Lymphoma is the fifth most common cancer in the United States, with an annual incidence of 74,490 estimated cases. Approximately 88% of these cancers are non-Hodgkin lymphomas (NHLs). The incidence of NHL has doubled over the last 20 years because of the increase in AIDS-related lymphoma and the use of immunosuppressive drugs with organ transplantation and cancer chemotherapy.
Several rare congenital immunodeficiency syndromes may result in CNS lymphoma, including Wiskott-Aldrich syndrome, X-linked immunodeficiency, immunoglobulin A deficiency, and severe immunodeficiency syndrome.
Primary lymphoma of the central nervous system is rare, representing about 1% of all lymphomas, less than 5% of all non-Hodgkin lymphoma, and 3-5% of brain tumors.
Magnetic resonance imaging (MRI) is the examination of choice for CNS lymphoma because of its high sensitivity and multiplanar capability.
MRI scans typically show a single or multiple poorly demarcated masses, more or less deeply located within the brain parenchyma. These masses demonstrate uniform intense gadolinium enhancement with little or no edema.
Although sensitive, MRI characteristics are not specific for CNS lymphoma; however, MRI findings may be suggestive of lymphoma in the proper clinical setting.
(See the image below.)
Nonenhanced CT scan of the head on a 56-year-old woman with a change in mental status shows a nodular, moderately hyperattenuating lesion adjacent to the right lateral ventricle, within the head of the caudate nucleus.

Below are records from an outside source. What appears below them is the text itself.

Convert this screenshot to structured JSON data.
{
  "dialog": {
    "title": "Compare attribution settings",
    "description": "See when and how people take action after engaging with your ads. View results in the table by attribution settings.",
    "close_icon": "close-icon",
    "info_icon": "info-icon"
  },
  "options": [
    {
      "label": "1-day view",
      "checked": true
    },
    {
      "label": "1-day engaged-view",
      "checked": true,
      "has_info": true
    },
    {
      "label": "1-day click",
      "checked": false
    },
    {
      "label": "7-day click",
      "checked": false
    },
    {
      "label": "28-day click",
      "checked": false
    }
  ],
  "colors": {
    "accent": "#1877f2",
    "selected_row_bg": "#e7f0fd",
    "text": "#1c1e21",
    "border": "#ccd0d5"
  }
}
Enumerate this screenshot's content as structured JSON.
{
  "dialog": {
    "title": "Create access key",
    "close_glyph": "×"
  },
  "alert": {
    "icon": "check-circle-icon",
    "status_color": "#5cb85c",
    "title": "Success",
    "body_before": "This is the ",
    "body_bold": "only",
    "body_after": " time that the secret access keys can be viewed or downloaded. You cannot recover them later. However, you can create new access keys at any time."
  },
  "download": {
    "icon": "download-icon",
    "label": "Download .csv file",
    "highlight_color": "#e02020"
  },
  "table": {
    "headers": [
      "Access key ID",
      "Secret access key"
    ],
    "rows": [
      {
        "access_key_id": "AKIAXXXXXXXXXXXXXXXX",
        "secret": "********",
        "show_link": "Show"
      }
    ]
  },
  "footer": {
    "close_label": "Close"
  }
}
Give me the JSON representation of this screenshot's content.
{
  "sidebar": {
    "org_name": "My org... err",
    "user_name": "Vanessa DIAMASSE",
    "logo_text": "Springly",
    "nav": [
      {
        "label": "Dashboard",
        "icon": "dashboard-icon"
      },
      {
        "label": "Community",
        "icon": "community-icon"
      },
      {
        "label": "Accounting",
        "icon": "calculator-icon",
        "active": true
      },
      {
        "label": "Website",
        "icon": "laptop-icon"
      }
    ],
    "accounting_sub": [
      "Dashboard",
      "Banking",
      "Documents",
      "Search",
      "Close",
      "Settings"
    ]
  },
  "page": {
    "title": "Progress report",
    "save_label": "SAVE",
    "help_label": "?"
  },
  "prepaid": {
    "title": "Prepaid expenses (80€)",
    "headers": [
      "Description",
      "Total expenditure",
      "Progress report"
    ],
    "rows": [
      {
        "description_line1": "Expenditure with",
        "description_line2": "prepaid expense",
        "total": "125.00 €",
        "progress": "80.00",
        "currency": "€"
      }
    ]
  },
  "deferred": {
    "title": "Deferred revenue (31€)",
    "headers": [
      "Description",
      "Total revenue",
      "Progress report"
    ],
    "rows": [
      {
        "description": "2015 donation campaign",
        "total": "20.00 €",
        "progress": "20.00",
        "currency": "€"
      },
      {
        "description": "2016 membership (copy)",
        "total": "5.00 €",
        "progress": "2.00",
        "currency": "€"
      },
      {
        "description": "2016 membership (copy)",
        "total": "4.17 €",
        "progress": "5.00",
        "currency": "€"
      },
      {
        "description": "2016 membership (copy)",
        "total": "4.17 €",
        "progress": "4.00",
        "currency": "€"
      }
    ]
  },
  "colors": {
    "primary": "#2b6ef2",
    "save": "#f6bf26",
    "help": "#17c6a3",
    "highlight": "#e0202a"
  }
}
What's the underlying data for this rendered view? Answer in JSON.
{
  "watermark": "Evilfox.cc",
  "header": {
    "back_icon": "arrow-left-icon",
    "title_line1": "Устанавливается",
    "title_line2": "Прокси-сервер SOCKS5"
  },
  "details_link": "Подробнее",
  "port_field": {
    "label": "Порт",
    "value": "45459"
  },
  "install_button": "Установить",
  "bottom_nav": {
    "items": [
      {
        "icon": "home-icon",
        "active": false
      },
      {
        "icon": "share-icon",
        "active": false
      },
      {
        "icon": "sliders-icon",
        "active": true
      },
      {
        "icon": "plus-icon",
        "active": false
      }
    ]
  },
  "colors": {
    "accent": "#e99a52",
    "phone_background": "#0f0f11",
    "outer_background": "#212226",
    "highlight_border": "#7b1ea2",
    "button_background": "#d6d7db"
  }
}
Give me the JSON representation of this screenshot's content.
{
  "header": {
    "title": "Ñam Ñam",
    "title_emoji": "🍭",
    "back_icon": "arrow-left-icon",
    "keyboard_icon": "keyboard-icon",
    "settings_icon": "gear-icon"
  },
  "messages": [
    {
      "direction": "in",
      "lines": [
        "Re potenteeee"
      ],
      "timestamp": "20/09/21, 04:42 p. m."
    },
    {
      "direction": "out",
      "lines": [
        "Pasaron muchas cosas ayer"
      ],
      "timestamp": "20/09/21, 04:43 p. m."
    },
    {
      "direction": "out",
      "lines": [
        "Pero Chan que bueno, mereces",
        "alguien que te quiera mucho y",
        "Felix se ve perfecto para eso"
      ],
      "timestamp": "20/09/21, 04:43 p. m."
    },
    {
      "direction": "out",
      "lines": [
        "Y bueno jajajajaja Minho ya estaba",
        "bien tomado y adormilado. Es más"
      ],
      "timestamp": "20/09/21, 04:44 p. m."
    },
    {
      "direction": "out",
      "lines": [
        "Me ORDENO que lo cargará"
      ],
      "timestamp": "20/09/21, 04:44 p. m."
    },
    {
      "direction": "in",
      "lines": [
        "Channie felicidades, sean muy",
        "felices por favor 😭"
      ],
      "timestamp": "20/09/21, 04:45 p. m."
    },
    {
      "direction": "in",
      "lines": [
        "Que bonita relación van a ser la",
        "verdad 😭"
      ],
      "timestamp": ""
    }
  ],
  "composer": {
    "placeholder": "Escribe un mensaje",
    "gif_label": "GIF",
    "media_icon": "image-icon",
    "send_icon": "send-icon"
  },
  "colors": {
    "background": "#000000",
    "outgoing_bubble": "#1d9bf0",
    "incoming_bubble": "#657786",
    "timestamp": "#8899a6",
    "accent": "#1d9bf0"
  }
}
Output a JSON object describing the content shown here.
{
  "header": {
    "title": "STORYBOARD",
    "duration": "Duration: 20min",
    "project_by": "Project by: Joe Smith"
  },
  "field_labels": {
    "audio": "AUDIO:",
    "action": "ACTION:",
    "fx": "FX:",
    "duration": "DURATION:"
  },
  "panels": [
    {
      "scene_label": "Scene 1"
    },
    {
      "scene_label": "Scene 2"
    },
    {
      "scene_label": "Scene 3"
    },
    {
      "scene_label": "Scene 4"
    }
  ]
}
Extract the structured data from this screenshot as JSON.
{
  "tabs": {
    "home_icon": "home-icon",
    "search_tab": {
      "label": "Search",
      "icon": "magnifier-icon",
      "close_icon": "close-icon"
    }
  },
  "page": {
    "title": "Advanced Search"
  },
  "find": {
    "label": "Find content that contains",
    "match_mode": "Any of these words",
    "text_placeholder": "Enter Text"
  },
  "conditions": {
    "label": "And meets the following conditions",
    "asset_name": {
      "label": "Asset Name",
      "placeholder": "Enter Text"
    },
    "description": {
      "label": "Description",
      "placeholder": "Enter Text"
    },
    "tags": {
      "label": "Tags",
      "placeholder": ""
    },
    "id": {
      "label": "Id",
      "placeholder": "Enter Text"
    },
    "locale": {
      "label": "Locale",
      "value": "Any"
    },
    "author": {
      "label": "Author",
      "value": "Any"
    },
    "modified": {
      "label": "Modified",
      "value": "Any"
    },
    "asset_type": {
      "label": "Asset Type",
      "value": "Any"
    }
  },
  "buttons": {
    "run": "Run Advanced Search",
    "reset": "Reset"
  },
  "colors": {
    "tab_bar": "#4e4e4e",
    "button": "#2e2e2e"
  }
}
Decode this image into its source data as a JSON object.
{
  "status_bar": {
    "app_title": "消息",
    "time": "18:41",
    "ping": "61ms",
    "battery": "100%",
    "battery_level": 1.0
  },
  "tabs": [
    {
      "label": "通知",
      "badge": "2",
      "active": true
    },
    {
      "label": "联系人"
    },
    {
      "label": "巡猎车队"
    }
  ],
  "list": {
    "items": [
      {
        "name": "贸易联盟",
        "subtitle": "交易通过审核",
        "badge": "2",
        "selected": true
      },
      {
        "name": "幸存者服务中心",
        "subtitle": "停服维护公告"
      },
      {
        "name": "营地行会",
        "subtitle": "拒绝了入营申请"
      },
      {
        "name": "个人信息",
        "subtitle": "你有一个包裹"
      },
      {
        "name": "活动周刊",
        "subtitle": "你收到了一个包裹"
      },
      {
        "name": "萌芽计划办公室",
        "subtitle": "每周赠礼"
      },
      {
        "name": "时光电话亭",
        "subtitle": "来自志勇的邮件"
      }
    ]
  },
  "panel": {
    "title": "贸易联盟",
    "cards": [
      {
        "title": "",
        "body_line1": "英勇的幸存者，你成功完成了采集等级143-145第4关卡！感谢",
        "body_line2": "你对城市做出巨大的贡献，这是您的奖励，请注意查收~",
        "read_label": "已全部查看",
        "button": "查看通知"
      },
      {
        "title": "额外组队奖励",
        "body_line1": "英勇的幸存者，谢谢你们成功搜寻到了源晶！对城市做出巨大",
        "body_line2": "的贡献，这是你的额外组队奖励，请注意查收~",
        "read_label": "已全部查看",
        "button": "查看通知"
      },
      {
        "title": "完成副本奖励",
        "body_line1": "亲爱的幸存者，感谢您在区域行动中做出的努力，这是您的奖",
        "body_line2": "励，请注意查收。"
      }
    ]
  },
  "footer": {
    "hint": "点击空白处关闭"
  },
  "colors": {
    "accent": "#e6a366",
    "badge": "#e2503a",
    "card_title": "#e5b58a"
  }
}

Approximately 10-30% of patients with systemic lymphoma have secondary CNS involvement
; primary lymphomas represent approximately 70-90% of all CNS lymphomas. Secondary systemic and primary CNS lymphomas have similar imaging characteristics. Meningeal involvement occurs commonly in patients with secondary lymphoma; it occurs less frequently in patients with primary lymphoma. Of patients with primary lymphoma, 75-85% present with supratentorial tumor. As many as 50% of patients present with multiple tumor nodules.
Gadolinium-based contrast agents have been linked to the development of nephrogenic systemic fibrosis (NSF) or nephrogenic fibrosing dermopathy (NFD). NSF/NFD has occurred in patients with moderate to end-stage renal disease after being given a gadolinium-based contrast agent to enhance MRI or MRA scans. NSF/NFD is a debilitating and sometimes fatal disease. Characteristics include red or dark patches on the skin; burning, itching, swelling, hardening, and tightening of the skin; yellow spots on the whites of the eyes; joint stiffness with trouble moving or straightening the arms, hands, legs, or feet; pain deep in the hip bones or ribs; and muscle weakness.